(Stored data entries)
--------------------------------
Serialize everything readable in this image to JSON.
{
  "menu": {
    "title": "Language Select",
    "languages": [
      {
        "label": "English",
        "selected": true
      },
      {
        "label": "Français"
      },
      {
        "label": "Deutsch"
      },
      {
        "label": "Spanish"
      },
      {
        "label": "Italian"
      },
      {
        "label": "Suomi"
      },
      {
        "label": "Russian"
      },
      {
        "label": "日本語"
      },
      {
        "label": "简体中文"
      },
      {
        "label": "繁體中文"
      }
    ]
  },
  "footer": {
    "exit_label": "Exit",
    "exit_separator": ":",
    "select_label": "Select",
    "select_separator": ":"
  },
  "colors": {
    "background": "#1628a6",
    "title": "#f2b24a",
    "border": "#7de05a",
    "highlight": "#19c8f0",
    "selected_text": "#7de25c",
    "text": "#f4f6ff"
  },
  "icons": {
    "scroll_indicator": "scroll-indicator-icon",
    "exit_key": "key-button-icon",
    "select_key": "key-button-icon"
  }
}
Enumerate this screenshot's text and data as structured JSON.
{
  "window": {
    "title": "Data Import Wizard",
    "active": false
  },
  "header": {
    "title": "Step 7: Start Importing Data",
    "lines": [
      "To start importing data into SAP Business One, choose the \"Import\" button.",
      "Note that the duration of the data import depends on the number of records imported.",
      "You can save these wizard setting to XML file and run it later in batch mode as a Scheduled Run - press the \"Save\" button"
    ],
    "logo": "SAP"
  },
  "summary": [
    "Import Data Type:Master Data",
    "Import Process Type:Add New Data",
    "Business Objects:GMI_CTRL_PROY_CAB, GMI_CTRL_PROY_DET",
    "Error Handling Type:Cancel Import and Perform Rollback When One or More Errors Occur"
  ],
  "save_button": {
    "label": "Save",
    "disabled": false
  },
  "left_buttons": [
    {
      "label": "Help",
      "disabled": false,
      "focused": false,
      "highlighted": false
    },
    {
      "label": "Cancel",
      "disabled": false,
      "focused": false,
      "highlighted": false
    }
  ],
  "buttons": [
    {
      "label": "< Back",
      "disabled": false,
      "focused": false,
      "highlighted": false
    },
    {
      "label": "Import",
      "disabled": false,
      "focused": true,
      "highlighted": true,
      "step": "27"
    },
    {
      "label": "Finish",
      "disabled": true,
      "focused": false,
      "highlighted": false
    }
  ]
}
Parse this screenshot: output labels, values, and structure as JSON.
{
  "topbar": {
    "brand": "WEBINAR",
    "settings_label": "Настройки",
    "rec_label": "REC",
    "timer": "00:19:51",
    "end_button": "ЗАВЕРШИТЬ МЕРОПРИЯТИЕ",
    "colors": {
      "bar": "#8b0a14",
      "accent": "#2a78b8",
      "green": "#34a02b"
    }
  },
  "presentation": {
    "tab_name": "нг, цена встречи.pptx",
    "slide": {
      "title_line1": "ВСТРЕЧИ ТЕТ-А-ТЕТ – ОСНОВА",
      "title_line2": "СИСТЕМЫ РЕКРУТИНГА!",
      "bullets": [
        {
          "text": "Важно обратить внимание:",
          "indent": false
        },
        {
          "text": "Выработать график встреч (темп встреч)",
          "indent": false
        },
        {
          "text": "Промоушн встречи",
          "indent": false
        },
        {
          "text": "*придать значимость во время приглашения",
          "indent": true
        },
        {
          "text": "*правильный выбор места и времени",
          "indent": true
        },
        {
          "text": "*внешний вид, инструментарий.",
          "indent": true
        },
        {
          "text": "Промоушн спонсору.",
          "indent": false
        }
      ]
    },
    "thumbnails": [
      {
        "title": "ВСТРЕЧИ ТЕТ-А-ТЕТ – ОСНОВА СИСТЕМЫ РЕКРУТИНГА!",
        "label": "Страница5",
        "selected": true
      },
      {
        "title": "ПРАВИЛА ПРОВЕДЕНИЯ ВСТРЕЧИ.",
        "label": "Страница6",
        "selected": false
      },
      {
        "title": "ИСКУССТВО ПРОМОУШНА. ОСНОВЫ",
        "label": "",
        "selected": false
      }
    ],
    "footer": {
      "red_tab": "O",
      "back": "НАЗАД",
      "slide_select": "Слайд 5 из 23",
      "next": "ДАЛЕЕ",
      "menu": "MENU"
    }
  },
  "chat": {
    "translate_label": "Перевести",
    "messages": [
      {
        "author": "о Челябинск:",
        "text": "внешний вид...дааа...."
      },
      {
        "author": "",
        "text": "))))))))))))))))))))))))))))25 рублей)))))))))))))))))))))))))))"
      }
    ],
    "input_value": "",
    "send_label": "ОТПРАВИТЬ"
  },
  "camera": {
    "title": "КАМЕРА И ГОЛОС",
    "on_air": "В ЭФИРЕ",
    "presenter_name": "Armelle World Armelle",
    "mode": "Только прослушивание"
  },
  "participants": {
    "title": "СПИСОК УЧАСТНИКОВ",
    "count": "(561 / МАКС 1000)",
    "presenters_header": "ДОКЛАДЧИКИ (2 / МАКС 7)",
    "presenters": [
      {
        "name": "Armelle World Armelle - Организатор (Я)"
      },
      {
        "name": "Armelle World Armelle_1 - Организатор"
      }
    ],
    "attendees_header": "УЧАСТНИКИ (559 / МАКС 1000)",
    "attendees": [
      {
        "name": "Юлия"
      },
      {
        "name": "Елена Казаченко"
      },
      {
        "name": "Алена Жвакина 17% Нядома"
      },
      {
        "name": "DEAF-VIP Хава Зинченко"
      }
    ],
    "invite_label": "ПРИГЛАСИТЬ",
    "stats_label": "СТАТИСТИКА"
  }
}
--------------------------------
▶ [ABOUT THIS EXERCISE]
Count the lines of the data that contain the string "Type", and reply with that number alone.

▶ [COMPLETED EXERCISE]
3